This issue isn’t exclusive to WaveLab but I guarantee this will solve your problem, it’s how I render every montage, overlaps or not, just to be safe. You don’t have to do any micro-fades or anything weird. I don’t think you have a zero crossing issue. While zero crossings are ideal for when skipping to a track, you can put the track ID in the middle of the biggest kick drum ever and avoid a glitch when played straight through if rendered properly.
When you’re happy with the sound, marker placement etc, render the Whole Montage as one long file to lock in all plugin processing. I personally save it as a floating point WAV to account for additional sample rate conversion and other flexibilities but either way, render the Whole Montage as a single file.
There are render options that will create a montage from the resulting file, and copy over all the markers, CD-Text, etc. Everything is the same as the source montage, but the processing is locked in so no plugins (other than dither) are needed.
From here, you can render seamless WAVs of each CD Track. I can even do this with a dither plugin inserted, I’m guessing because it’s less CPU demeaning than a limiter.
What I can’t account for is if you’re using the Resampler in the global master section but as long as there are no plugins involved with the track by track render, it should be OK. Even Goodhertz Good Dither is OK to use here.

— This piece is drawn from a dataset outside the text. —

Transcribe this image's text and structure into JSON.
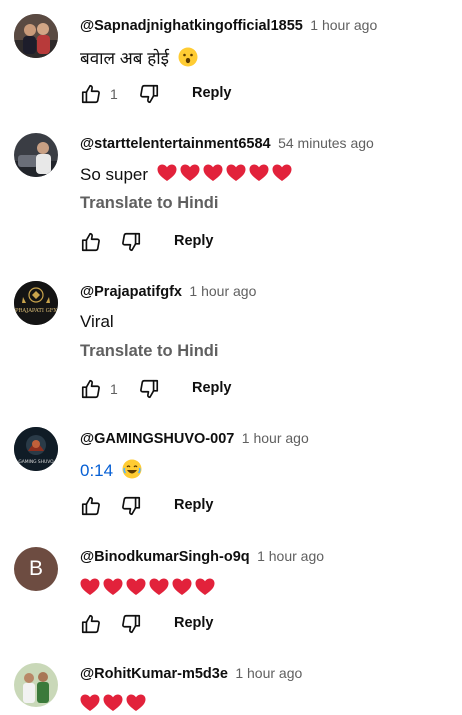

If you do need to get to a lower sample rate, I suggest using an external program to downsample the continuous render with the processing locked in, resample to the desired sample rate, use the Custom Montage Copy feature to create a new montage from the resampled file, and all is good.
How I double check for gapless/seamless WAV rendering is to make a new montage, load in the WAVs with 0 seconds spacing between them, and play the files. If you don’t hear a tick or pop as it plays from one WAV to the next, all is good.
Let me know if any clues in there help to get it sorted out.